Pauley’s last batter was Melky. He walked him on four pitches. That was critical but it was not yet Melky’s moment. In this new age of spending, middle relievers are now just starting to get overpaid. On the Red Sox, Julian Tavarez is making $3.3 million. For the Yankees, Kyle Farnsworth is making $5.4 million. Hey, it’s your world, I just live here.

Farnsworth came on in the 8th inning. Wang had escaped his own crisis in the 7th with runners on first and second and one out, two shots to Andy Phillips, the $331,150 first baseman, got him out of the jam, but he was toast, er, Peking ravioli. Farnsworth struck out the first two batters and up stepped Manny. Now Manny is paid a lot of money, $18,279,238 to be exact, to be Manny. Sometimes, Manny being Manny is a bad thing like when he hits a routine single to center and inexplicably decides to go for a double. Now Johnny Damon has a bad arm, but even his throw beat Manny by 40 feet. He returned to the dugout with the sheepish grin of someone who had been with a hand in the cookie jar and nothing more serious than that.

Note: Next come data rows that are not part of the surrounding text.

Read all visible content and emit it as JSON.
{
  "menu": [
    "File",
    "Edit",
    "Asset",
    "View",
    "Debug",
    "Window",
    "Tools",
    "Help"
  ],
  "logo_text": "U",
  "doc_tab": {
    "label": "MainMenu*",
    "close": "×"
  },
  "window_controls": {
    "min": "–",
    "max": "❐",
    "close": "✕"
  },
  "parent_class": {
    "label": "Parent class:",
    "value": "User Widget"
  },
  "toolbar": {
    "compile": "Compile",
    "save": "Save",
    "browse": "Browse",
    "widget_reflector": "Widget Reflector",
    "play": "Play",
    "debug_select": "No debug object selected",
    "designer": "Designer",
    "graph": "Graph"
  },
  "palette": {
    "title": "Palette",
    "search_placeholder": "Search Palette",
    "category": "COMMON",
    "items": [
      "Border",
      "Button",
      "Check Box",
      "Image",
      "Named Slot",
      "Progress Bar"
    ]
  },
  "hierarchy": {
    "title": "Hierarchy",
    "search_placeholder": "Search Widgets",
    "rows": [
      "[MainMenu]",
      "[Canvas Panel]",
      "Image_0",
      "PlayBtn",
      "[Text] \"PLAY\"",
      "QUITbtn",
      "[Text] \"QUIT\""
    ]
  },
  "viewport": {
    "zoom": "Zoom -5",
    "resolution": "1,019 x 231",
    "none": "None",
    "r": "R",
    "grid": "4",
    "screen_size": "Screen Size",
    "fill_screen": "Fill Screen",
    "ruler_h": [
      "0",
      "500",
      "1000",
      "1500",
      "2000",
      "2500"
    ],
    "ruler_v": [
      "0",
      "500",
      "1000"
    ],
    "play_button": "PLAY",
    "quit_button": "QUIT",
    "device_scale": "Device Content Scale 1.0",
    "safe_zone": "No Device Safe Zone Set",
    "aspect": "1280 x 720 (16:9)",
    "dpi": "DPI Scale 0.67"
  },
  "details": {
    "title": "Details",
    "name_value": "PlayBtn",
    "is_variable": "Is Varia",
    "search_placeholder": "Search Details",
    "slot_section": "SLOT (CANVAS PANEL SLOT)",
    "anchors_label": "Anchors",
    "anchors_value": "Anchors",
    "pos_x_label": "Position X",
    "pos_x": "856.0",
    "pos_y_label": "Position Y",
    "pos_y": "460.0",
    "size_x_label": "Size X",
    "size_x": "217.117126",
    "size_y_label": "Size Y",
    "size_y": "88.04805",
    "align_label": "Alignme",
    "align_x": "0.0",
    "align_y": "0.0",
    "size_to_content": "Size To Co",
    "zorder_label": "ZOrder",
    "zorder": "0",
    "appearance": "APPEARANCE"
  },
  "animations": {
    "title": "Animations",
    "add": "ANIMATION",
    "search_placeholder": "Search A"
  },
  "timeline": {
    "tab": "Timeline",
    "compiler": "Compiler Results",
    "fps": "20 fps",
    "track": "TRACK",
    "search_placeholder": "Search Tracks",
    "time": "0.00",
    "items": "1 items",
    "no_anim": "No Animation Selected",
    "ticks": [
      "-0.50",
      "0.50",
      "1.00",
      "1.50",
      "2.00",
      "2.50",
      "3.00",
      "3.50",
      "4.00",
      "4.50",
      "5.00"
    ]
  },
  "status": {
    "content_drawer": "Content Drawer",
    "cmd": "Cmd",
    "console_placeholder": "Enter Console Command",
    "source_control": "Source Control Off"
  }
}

On this 06/06/06 day, speaking before the game, the prescient Sox manager Terry Francona said, “Manny has an extraordinary ability to put at-bats, plays behind him. We’ve all seen plays on `SportsCenter.’ He turns the page and hits a homer. Part of it is he knows he’s good.”

So, Manny turned on a Kyle Farnsworth pitch and sends it screaming in the Bronx sky toward the Promised Land over the left centerfield fence. Back goes Damon in center, he is nowhere near the ball, back goes Melky running full speed, one hand feeling for the fence. Announcers are beginning their home run call as the ball approaches the 399 foot sign. After the game, speaking through a translator, he said, “I was aware of the score and I followed the flight of the ball. I knew I had it all the way.” Sure, Melky, sure. Nevertheless, Melky calculated his takeoff, leaped, and grabs the ball as it hurtles over the fence. Melky, bounces off the wall and slides headfirst on the turf with the ball safely ensconced in his glove.

Pros don’t smile after a great play, but Melky was smiling as he was running in to the dugout. Ramirez watched in disbelief and mouthed “Wow!” and when he got back to the dugout he said to buddy David Ortiz, “No pop,” Ram